        @ebanks I suspect you want to say nothing was wrong with slavery. Just say in no man?

  17. JTB says:

    Reparations from whom? To be paid to whom? To be distributed at whose behest? By what criteria?

    Is there anyone now living as a slave in the Caribbean (obviously excluding Philippino nannies on minimum wage) or anyone who has owned a slave?

    What a load of nonsense. Pointless, irrelevant political posturing.

    • Anonymous LOL says:

      JTB, what is with you on Philippino nannies?  LOL youre hung up!

      • Knot S Smart says:

        Yes.. My last ex-wife spelled it Philippino too. I tried to teach her to spell it Filipina – but she would not spell it that way.

        I even tried teaching her to use it in a sentence like in: "my husband's girlfriend is a Filipina" – but she kept spelling it Philippino… Some people are really just so hard to learn to spell…

    • Anonymous says:

      Filipina nannies are well paid. I had one.

  18. Anonymous says:

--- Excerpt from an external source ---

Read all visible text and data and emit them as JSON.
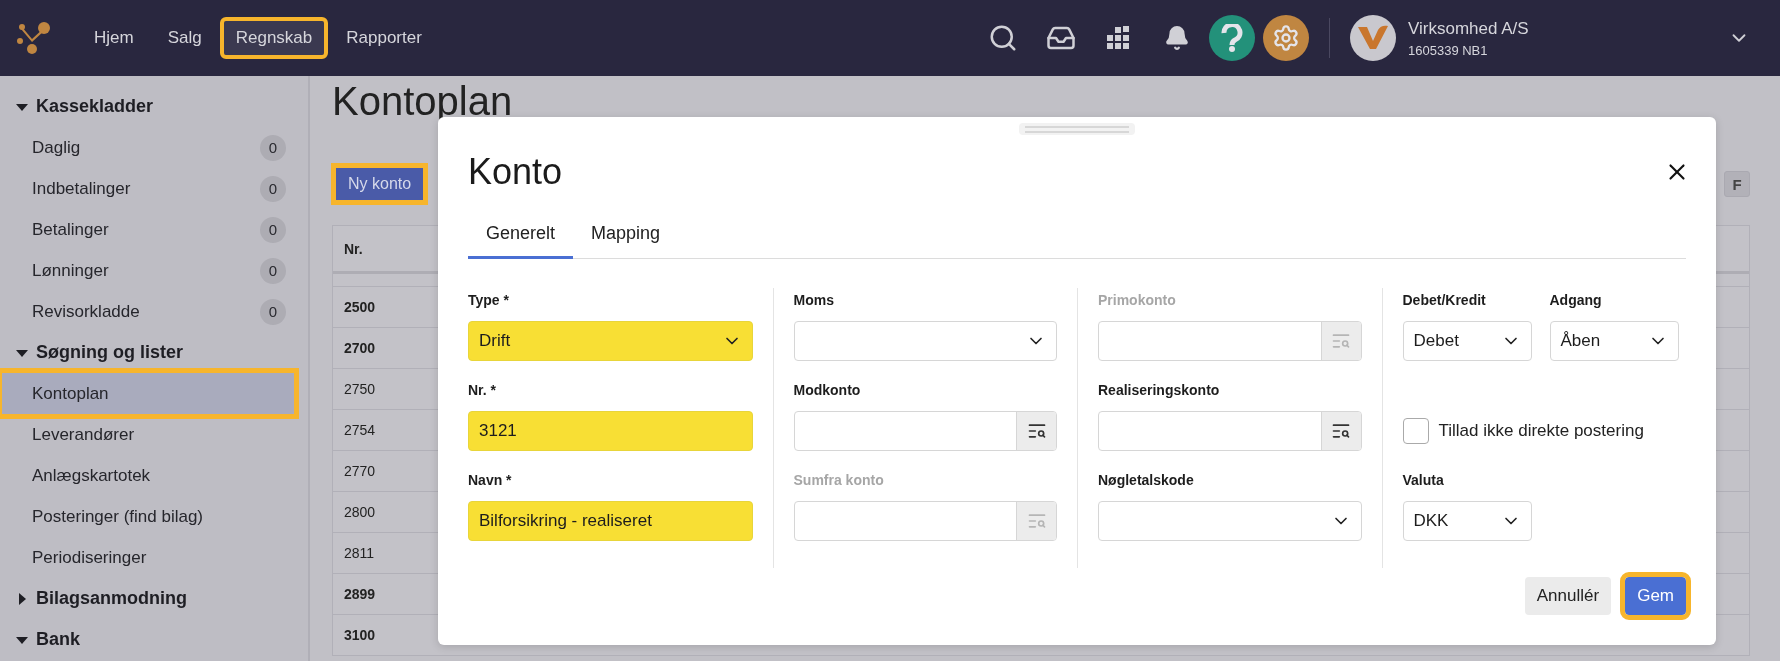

    Not to disount the barbarity of what the U.K. did, but is PARCO going after the Arab, Dutch, Portugese, Spanish slave traders, as well as the Africans who captured their own to sell into slavery? Or is this purely an anti U.K. movement?

     

     

    • Anonymous says:

      It is not a movement!  I am anti-U.K. and I'm certainly not in agreement with Caricompolicy.

  19. Anonymous says:

    CARICOM just sunk even lower in the credibility stakes.

  20. Anonymous says:

    In principle an interesting thought..going to be very interesting to see who can actually prove that they or their ancestors suffered…we are all clear that slavery was and is wrong, but in most cases (except the USA) this ended at least 4 generations ago…maybe I am wrong but who will have papers proving their claims? On top of that in most caribbean cases the families of previous slaves now rule their own nations-some would argue that is something that would not have acheived had their ancestors not become slaves. In the UK's case, a lot of those nations still choose to be British and are free to leave UK whenever they want (if the people decide so).

    Also, could they prove that the goverments or crowns were guilty? Or was it the "slave masters," unless those slave masters were under contract to government or crown.

    As I said in principle correct, but you can see how long drawn out the arguements will be, especially when Europe has no cash. I wonder if they would be better concentrating on fighting for more realistic aims.